Your answer must match the material exactly, line for line.

┏━━

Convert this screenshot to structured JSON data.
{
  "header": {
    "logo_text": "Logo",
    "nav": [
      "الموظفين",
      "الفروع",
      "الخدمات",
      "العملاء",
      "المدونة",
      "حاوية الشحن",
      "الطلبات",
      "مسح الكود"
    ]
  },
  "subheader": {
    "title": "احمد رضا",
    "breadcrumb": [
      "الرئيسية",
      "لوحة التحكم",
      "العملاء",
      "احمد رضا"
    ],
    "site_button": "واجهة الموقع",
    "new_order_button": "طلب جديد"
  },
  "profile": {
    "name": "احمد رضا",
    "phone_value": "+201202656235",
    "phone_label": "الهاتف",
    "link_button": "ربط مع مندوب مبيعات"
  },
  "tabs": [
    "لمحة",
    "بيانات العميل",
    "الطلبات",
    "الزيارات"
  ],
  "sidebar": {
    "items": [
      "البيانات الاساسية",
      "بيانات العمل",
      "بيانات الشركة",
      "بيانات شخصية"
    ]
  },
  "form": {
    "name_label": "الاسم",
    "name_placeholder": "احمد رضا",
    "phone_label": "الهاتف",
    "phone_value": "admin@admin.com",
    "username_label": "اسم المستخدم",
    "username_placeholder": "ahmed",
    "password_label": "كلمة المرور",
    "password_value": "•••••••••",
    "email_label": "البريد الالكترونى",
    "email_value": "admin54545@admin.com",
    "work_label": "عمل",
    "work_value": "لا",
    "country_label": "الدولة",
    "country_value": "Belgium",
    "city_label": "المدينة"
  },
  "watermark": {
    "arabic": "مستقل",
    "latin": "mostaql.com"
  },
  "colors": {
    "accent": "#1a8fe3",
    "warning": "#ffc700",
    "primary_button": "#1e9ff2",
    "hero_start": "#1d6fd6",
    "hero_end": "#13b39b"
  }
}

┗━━

SOLUTION FOR THIS EXERCISE:
Convert this screenshot to structured JSON data.
{
  "header": {
    "logo_text": "Logo",
    "nav": [
      "الموظفين",
      "الفروع",
      "الخدمات",
      "العملاء",
      "المدونة",
      "حاوية الشحن",
      "الطلبات",
      "مسح الكود"
    ]
  },
  "subheader": {
    "title": "احمد رضا",
    "breadcrumb": [
      "الرئيسية",
      "لوحة التحكم",
      "العملاء",
      "احمد رضا"
    ],
    "site_button": "واجهة الموقع",
    "new_order_button": "طلب جديد"
  },
  "profile": {
    "name": "احمد رضا",
    "phone_value": "+201202656235",
    "phone_label": "الهاتف",
    "link_button": "ربط مع مندوب مبيعات"
  },
  "tabs": [
    "لمحة",
    "بيانات العميل",
    "الطلبات",
    "الزيارات"
  ],
  "sidebar": {
    "items": [
      "البيانات الاساسية",
      "بيانات العمل",
      "بيانات الشركة",
      "بيانات شخصية"
    ]
  },
  "form": {
    "name_label": "الاسم",
    "name_placeholder": "احمد رضا",
    "phone_label": "الهاتف",
    "phone_value": "admin@admin.com",
    "username_label": "اسم المستخدم",
    "username_placeholder": "ahmed",
    "password_label": "كلمة المرور",
    "password_value": "•••••••••",
    "email_label": "البريد الالكترونى",
    "email_value": "admin54545@admin.com",
    "work_label": "عمل",
    "work_value": "لا",
    "country_label": "الدولة",
    "country_value": "Belgium",
    "city_label": "المدينة"
  },
  "watermark": {
    "arabic": "مستقل",
    "latin": "mostaql.com"
  },
  "colors": {
    "accent": "#1a8fe3",
    "warning": "#ffc700",
    "primary_button": "#1e9ff2",
    "hero_start": "#1d6fd6",
    "hero_end": "#13b39b"
  }
}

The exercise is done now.